[Work task]:
Only lines containing "Actions" are wanted from the data below. Copy those lines.

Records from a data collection
####

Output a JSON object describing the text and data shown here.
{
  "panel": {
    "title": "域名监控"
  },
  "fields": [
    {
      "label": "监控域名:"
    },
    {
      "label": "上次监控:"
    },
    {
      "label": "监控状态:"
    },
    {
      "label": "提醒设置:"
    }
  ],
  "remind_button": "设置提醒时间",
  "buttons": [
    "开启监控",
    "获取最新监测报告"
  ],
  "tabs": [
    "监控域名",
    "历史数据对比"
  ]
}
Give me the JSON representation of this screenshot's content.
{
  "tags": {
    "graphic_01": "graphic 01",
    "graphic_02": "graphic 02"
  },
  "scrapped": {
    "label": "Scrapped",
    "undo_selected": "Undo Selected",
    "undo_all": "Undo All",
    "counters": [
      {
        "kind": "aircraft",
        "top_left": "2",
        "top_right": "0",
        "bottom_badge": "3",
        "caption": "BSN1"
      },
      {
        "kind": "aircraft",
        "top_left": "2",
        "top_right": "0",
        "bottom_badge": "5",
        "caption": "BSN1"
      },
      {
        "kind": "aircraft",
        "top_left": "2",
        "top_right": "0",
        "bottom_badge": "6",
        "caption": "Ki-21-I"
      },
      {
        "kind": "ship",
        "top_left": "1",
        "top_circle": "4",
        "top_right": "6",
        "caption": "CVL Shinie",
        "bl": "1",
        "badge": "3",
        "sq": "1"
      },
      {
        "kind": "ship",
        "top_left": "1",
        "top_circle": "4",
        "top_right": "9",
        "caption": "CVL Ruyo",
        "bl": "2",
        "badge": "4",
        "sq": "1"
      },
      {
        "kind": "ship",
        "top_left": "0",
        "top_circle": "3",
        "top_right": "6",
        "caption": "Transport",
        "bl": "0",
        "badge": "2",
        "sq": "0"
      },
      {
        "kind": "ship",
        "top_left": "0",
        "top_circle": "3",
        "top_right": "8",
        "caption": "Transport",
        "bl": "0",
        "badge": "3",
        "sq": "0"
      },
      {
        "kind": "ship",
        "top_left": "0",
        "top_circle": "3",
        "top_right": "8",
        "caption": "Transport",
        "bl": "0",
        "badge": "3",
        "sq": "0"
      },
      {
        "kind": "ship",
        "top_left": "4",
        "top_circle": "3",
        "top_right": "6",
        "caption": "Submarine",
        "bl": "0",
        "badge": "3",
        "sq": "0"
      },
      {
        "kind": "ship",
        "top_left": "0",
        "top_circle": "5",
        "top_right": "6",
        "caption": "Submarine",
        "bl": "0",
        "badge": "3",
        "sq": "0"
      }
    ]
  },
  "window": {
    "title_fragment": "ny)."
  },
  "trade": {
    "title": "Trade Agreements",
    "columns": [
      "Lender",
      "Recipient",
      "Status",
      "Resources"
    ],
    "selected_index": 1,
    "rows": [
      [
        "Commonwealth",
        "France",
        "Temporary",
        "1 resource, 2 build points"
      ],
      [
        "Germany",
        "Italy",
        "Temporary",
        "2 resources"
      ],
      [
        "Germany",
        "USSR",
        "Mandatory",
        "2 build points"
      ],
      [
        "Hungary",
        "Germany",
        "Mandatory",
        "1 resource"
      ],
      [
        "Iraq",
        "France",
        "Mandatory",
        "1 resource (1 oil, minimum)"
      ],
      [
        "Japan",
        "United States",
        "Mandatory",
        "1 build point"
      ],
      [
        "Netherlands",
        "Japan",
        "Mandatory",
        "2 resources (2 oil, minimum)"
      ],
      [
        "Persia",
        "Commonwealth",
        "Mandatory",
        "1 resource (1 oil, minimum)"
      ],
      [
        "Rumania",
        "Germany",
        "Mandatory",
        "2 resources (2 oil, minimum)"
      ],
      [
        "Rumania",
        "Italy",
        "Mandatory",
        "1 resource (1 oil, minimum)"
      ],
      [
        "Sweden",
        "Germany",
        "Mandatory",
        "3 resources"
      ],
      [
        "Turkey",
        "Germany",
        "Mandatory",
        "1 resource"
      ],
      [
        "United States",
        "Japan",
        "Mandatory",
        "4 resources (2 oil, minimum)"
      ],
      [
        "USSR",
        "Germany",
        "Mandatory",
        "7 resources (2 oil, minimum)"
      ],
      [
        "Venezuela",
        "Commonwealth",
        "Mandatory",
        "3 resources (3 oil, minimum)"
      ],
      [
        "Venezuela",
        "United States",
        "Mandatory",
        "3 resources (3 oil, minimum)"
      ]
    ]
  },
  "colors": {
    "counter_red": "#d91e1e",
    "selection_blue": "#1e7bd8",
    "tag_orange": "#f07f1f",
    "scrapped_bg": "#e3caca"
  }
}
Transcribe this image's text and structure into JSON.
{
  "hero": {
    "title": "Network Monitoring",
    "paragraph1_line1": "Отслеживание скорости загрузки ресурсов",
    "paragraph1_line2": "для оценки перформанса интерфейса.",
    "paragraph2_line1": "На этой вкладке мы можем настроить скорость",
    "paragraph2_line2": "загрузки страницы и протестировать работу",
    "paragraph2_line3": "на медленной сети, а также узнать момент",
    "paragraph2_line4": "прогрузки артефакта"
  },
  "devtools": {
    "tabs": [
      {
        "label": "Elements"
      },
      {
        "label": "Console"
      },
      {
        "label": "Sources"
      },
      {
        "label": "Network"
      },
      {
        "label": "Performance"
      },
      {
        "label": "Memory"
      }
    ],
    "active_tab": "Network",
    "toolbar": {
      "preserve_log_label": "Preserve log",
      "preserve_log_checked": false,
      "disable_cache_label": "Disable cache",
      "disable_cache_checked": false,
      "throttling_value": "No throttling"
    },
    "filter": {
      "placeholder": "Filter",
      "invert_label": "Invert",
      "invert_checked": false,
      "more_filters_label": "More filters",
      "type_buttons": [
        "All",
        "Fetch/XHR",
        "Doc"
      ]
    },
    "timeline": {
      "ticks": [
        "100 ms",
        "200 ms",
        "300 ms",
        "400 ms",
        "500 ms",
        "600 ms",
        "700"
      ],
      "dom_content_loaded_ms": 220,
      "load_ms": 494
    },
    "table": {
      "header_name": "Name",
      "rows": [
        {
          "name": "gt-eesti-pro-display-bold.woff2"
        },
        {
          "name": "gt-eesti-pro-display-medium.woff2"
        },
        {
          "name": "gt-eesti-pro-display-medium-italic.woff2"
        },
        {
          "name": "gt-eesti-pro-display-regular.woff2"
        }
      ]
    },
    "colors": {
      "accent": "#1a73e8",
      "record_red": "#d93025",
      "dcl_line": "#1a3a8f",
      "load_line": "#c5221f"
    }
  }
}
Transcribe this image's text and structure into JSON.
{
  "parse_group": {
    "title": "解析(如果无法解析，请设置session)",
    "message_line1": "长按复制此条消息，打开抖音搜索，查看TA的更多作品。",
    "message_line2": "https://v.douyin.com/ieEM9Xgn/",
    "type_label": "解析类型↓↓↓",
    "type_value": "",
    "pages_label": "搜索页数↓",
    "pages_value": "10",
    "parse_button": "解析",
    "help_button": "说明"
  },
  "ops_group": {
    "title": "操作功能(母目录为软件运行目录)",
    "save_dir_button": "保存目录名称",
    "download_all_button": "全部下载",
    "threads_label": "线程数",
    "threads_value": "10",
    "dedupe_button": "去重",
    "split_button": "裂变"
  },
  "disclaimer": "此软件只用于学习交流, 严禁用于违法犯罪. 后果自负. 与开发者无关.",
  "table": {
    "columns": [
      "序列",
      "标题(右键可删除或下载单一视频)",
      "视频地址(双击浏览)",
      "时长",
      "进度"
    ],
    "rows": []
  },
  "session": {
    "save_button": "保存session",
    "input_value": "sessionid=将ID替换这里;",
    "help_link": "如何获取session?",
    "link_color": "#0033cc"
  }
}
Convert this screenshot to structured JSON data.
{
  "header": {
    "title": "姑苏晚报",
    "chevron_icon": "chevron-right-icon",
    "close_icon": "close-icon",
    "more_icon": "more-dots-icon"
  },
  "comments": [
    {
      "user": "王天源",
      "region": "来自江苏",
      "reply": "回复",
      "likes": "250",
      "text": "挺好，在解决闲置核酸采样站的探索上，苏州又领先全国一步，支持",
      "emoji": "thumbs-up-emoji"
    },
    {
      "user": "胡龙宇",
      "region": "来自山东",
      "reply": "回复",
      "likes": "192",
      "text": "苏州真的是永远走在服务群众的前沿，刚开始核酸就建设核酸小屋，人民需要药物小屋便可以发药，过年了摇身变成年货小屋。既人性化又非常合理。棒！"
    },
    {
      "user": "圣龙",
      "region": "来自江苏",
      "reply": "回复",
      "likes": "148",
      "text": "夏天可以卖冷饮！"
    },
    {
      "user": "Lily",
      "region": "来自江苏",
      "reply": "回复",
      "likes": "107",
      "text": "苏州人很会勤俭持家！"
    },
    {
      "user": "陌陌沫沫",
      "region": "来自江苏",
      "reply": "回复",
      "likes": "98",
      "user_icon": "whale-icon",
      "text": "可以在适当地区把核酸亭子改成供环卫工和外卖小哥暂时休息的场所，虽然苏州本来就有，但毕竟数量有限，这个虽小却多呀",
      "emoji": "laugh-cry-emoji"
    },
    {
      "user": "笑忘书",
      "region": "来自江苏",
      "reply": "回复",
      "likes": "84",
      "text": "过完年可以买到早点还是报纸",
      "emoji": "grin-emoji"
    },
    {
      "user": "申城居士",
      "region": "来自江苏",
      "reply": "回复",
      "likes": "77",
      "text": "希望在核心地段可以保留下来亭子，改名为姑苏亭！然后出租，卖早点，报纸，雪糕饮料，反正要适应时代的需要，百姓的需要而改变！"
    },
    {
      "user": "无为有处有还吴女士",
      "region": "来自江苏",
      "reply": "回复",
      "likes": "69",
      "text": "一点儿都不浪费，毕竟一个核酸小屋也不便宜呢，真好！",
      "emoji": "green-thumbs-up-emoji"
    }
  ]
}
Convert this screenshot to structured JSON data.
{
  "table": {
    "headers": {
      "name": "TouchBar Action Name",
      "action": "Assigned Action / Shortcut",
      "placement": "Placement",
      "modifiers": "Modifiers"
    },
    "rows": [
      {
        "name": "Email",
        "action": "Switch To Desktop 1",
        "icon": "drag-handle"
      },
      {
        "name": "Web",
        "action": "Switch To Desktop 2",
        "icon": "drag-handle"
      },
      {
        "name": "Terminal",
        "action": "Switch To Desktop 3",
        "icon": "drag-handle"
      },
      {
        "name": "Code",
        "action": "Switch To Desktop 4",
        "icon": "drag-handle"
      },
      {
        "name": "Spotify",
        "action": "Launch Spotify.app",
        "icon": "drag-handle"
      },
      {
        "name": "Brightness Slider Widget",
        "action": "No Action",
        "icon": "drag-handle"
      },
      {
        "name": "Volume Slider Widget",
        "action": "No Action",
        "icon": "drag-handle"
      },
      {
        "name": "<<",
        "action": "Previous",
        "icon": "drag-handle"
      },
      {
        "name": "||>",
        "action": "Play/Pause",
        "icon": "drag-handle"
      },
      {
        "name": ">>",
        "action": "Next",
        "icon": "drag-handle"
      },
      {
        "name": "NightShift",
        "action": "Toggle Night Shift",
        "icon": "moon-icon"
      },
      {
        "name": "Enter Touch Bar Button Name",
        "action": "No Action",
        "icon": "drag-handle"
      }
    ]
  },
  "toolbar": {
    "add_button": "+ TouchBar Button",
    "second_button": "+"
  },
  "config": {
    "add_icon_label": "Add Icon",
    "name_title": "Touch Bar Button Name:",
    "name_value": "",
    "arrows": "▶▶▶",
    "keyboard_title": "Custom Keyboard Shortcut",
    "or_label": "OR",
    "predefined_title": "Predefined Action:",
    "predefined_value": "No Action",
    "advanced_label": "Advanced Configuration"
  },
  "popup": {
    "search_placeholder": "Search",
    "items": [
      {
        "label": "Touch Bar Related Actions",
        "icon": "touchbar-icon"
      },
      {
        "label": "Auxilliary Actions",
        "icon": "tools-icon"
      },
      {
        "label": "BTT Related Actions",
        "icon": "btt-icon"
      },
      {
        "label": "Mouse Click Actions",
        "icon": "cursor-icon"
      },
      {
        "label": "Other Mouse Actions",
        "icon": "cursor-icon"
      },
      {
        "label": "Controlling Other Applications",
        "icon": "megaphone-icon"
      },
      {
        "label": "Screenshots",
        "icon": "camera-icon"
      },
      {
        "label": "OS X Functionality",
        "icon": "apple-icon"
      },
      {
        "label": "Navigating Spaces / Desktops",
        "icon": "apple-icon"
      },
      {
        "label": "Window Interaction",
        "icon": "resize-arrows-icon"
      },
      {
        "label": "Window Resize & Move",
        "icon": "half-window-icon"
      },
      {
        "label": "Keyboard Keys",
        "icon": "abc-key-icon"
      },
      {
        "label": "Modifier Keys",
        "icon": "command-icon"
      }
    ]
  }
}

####

[Exercise answer]:
        "label": "Touch Bar Related Actions",
        "label": "Auxilliary Actions",
        "label": "BTT Related Actions",
        "label": "Mouse Click Actions",
        "label": "Other Mouse Actions",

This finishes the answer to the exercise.